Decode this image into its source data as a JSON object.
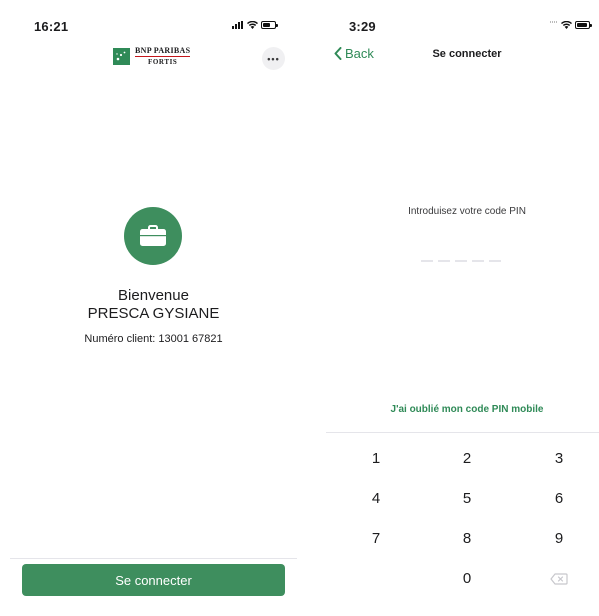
{
  "left": {
    "status": {
      "time": "16:21"
    },
    "logo": {
      "line1": "BNP PARIBAS",
      "line2": "FORTIS"
    },
    "more_label": "•••",
    "welcome": {
      "title": "Bienvenue",
      "name": "PRESCA GYSIANE",
      "client_number": "Numéro client: 13001 67821"
    },
    "login_button": "Se connecter"
  },
  "right": {
    "status": {
      "time": "3:29"
    },
    "nav": {
      "back_label": "Back",
      "title": "Se connecter"
    },
    "pin": {
      "prompt": "Introduisez votre code PIN",
      "forgot_label": "J'ai oublié mon code PIN mobile"
    },
    "keypad": {
      "keys": [
        "1",
        "2",
        "3",
        "4",
        "5",
        "6",
        "7",
        "8",
        "9",
        "0"
      ]
    }
  },
  "colors": {
    "brand_green": "#3e8e5e",
    "link_green": "#2f8a57",
    "divider": "#e5e5ea",
    "logo_red": "#c4161c"
  },
  "icons": [
    "signal-icon",
    "wifi-icon",
    "battery-icon",
    "briefcase-icon",
    "back-chevron-icon",
    "backspace-icon",
    "bnp-logo-icon"
  ]
}
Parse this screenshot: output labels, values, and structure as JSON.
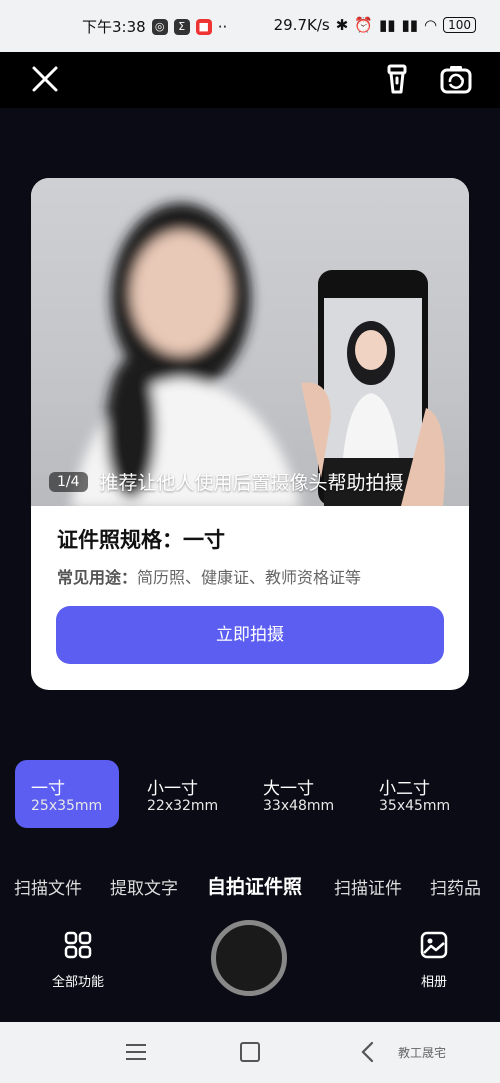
{
  "status_bar": {
    "time": "下午3:38",
    "speed": "29.7K/s",
    "battery": "100",
    "icons": [
      "wechat-icon",
      "sigma-icon",
      "news-icon",
      "dots-icon",
      "bluetooth-icon",
      "alarm-icon",
      "signal-hd-icon",
      "signal-hd-icon",
      "wifi-icon",
      "battery-icon"
    ]
  },
  "top_bar": {
    "icons": [
      "close-icon",
      "flashlight-icon",
      "switch-camera-icon"
    ]
  },
  "card": {
    "page_indicator": "1/4",
    "caption": "推荐让他人使用后置摄像头帮助拍摄",
    "spec_title": "证件照规格：一寸",
    "usage_label": "常见用途：",
    "usage_text": "简历照、健康证、教师资格证等",
    "button_label": "立即拍摄"
  },
  "sizes": [
    {
      "name": "一寸",
      "dim": "25x35mm",
      "active": true
    },
    {
      "name": "小一寸",
      "dim": "22x32mm",
      "active": false
    },
    {
      "name": "大一寸",
      "dim": "33x48mm",
      "active": false
    },
    {
      "name": "小二寸",
      "dim": "35x45mm",
      "active": false
    }
  ],
  "modes": [
    {
      "label": "扫描文件",
      "active": false
    },
    {
      "label": "提取文字",
      "active": false
    },
    {
      "label": "自拍证件照",
      "active": true
    },
    {
      "label": "扫描证件",
      "active": false
    },
    {
      "label": "扫药品",
      "active": false
    }
  ],
  "bottom": {
    "all_functions": "全部功能",
    "album": "相册"
  },
  "watermark": "教工晟宅",
  "colors": {
    "accent": "#5b5ef0",
    "background": "#0a0b14"
  }
}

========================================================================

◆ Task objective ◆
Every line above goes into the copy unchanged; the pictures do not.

◆ Solution to this exercise ◆
Decode this image into its source data as a JSON object.
{
  "left": {
    "status": {
      "time": "16:21"
    },
    "logo": {
      "line1": "BNP PARIBAS",
      "line2": "FORTIS"
    },
    "more_label": "•••",
    "welcome": {
      "title": "Bienvenue",
      "name": "PRESCA GYSIANE",
      "client_number": "Numéro client: 13001 67821"
    },
    "login_button": "Se connecter"
  },
  "right": {
    "status": {
      "time": "3:29"
    },
    "nav": {
      "back_label": "Back",
      "title": "Se connecter"
    },
    "pin": {
      "prompt": "Introduisez votre code PIN",
      "forgot_label": "J'ai oublié mon code PIN mobile"
    },
    "keypad": {
      "keys": [
        "1",
        "2",
        "3",
        "4",
        "5",
        "6",
        "7",
        "8",
        "9",
        "0"
      ]
    }
  },
  "colors": {
    "brand_green": "#3e8e5e",
    "link_green": "#2f8a57",
    "divider": "#e5e5ea",
    "logo_red": "#c4161c"
  },
  "icons": [
    "signal-icon",
    "wifi-icon",
    "battery-icon",
    "briefcase-icon",
    "back-chevron-icon",
    "backspace-icon",
    "bnp-logo-icon"
  ]
}
Parse this screenshot: output labels, values, and structure as JSON.
{
  "status_bar": {
    "time": "下午3:38",
    "speed": "29.7K/s",
    "battery": "100",
    "icons": [
      "wechat-icon",
      "sigma-icon",
      "news-icon",
      "dots-icon",
      "bluetooth-icon",
      "alarm-icon",
      "signal-hd-icon",
      "signal-hd-icon",
      "wifi-icon",
      "battery-icon"
    ]
  },
  "top_bar": {
    "icons": [
      "close-icon",
      "flashlight-icon",
      "switch-camera-icon"
    ]
  },
  "card": {
    "page_indicator": "1/4",
    "caption": "推荐让他人使用后置摄像头帮助拍摄",
    "spec_title": "证件照规格：一寸",
    "usage_label": "常见用途：",
    "usage_text": "简历照、健康证、教师资格证等",
    "button_label": "立即拍摄"
  },
  "sizes": [
    {
      "name": "一寸",
      "dim": "25x35mm",
      "active": true
    },
    {
      "name": "小一寸",
      "dim": "22x32mm",
      "active": false
    },
    {
      "name": "大一寸",
      "dim": "33x48mm",
      "active": false
    },
    {
      "name": "小二寸",
      "dim": "35x45mm",
      "active": false
    }
  ],
  "modes": [
    {
      "label": "扫描文件",
      "active": false
    },
    {
      "label": "提取文字",
      "active": false
    },
    {
      "label": "自拍证件照",
      "active": true
    },
    {
      "label": "扫描证件",
      "active": false
    },
    {
      "label": "扫药品",
      "active": false
    }
  ],
  "bottom": {
    "all_functions": "全部功能",
    "album": "相册"
  },
  "watermark": "教工晟宅",
  "colors": {
    "accent": "#5b5ef0",
    "background": "#0a0b14"
  }
}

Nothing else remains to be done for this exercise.